Another of these “greats” is the 1984 chypre, Paloma Picasso. First of all, it comes with the cachet of the Picasso name – Paloma is the daughter of Pablo Picasso and the writer/artist, Francoise Gilot. Paloma is an artist in her own right - her work includes interior designs, clothing, and jewellery designs, first for Yves St. Laurent and then for Tiffany since 1980, as well as perfume for men and women, and accessories such as Mon Rouge, her eponymous red lipstick.

This perfume is her personal statement, it’s about her. Paloma has a compelling beauty, dark-eyes, dark-hair, pale skin with red lips, an unusual angular face whose dramatic persona underscores her obvious intelligence and artistic soul. The Fashion Group honored Paloma Picasso in 1988 as one of the "Women Who Have Made an Extraordinary Impact on Our Industry". Paoma Picasso, it turns out, is a perfume for women, not girls. Her words, not mine.

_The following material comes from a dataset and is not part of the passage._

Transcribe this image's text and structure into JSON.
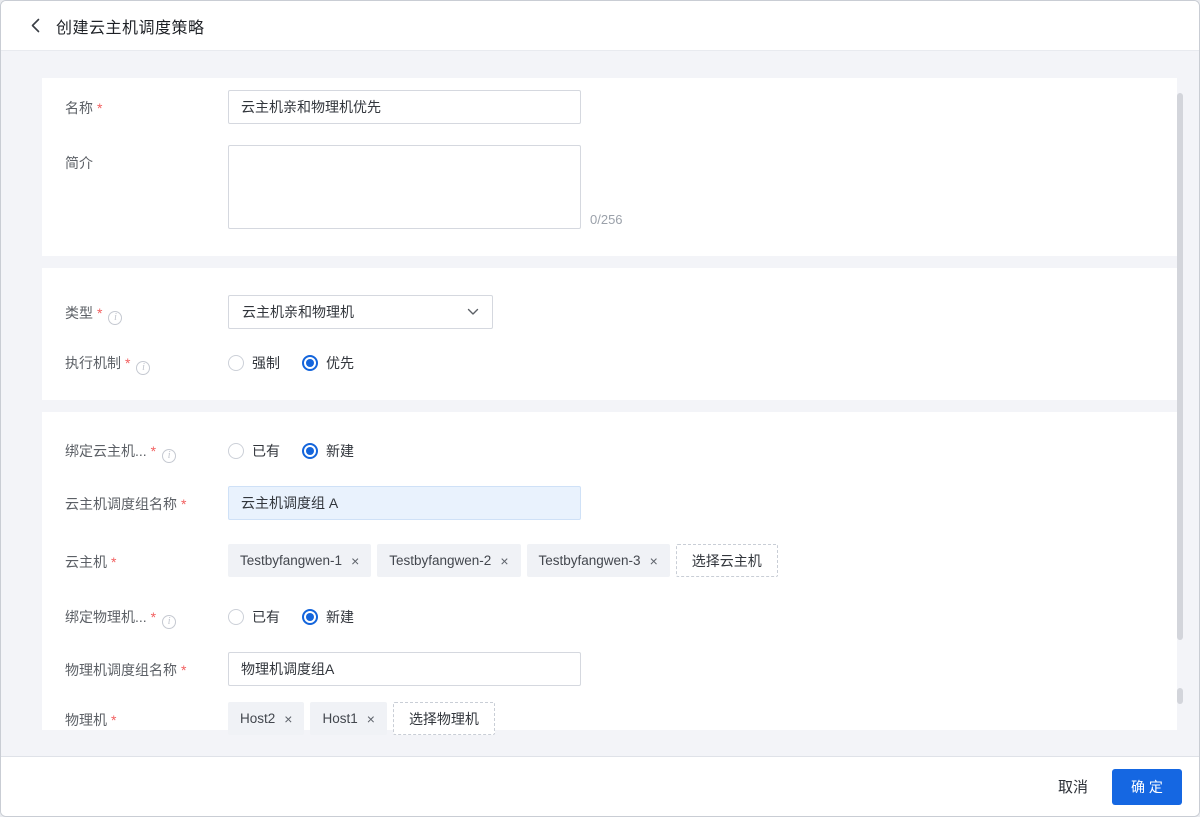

Created by perfumer Francis Bocris, Paloma Picasso, like most floral chypres starts big and bold with an aldehydic punch in the nose. Dry and green in the first seconds with a huge dose of bergamot, then spiced up with aromatic clove and coriander, the fragrance soon reveals the bright bouquet of radiant honey-soaked florals, hyacinth, angelica, ylang-ylang, lily of the valley, which leads into its heart.

And it’s a generous heart filled with a musky rose reclining on a bed of musty patchouli, infused with blossoms of hypnotic white jasmine and powdery iris. Hedione works its magic warmth into the florals, and then the basenotes develop and Paloma Picasso begins its transformation into a smouldering voluptuous beauty. The holy triumvirate of animalics - civet, castoreum, musk – hooks up with earthy oakmoss, sandalwood, tobacco, and velvety vetiver, creating a funky leathery opulent base accord that fits the floral heart like a glove. and the scent becomes sensual, sexy, so smart and so chic. More please, more, and more, and more….

When I sniff Paloma Picasso alongside new high-profile niche releases such as Bogue Maai, or Salome, or Anubis, I understand why I still love it. This is a thirty year-old chypre fragrance that is the benchmark to which these 21st C. newbies aspire. It pulls me in right from the brash opening notes, with the delicious contrast of the dry spicy accord against the sweet warm florals, the full feminine rosy heart against the sleek strength of the masculine animalic base accord. Never meek or mild, or manipulative or pretentious, Paloma Picasso is intense, definitely assertive, fierce almost in declaring its femininity, but very sensual, alive and welcoming in its core. That’s what I love about it. It’s not a perfume for girls, it’s for women. Women with open  hearts, who aren’t afraid to wear red lipstick.

Paloma Picasso  is listed in our Decant Store. Decants are $5.00 for 1 ml.